Work order: The answer must consist of each line below that holds the word "JSON", copied as it stands.

Data for the task:
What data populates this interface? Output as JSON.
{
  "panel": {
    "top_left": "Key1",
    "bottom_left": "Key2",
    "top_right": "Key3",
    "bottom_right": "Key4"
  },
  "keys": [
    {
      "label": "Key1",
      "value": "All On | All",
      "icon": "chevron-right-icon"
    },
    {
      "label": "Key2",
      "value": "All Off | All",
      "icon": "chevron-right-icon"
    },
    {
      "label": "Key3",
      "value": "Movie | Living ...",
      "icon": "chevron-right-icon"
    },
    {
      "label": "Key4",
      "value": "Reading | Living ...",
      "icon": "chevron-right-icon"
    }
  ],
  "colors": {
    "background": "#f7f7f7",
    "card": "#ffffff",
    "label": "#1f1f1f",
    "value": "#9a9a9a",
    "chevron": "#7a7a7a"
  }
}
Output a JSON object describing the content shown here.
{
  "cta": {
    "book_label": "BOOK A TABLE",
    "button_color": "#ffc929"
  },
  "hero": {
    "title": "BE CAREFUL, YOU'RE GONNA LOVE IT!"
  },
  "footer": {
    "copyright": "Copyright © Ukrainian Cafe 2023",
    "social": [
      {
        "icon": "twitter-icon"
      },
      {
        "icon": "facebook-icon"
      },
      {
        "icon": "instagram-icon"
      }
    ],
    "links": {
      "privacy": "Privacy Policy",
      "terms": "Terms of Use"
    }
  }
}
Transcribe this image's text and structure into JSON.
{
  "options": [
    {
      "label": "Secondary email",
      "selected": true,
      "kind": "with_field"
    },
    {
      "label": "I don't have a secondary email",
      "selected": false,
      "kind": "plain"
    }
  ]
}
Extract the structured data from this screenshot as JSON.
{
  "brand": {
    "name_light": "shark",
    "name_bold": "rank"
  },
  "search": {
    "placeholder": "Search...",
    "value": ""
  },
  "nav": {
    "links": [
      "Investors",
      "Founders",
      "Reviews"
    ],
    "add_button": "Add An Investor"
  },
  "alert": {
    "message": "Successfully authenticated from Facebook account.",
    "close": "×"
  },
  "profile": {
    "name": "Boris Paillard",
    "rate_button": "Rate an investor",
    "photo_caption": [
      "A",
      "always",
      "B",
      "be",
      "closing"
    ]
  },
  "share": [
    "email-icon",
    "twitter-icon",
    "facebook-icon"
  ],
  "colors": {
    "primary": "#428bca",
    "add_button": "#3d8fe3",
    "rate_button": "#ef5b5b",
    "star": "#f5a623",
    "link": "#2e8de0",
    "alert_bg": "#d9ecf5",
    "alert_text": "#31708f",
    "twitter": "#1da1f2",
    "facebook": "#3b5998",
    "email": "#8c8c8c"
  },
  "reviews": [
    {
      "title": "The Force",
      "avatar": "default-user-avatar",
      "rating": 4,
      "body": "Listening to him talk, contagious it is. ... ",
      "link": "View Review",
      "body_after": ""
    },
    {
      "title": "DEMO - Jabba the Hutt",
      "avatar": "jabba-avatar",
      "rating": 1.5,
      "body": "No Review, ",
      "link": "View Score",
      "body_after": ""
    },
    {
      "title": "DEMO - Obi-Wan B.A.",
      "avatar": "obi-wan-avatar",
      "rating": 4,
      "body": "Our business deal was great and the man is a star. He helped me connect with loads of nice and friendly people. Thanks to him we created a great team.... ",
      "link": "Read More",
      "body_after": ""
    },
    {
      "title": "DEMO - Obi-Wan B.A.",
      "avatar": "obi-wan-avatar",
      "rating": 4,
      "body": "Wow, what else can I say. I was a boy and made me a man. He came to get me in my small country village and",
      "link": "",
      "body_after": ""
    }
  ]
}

Solution for this task:
What data populates this interface? Output as JSON.
Output a JSON object describing the content shown here.
Transcribe this image's text and structure into JSON.
Extract the structured data from this screenshot as JSON.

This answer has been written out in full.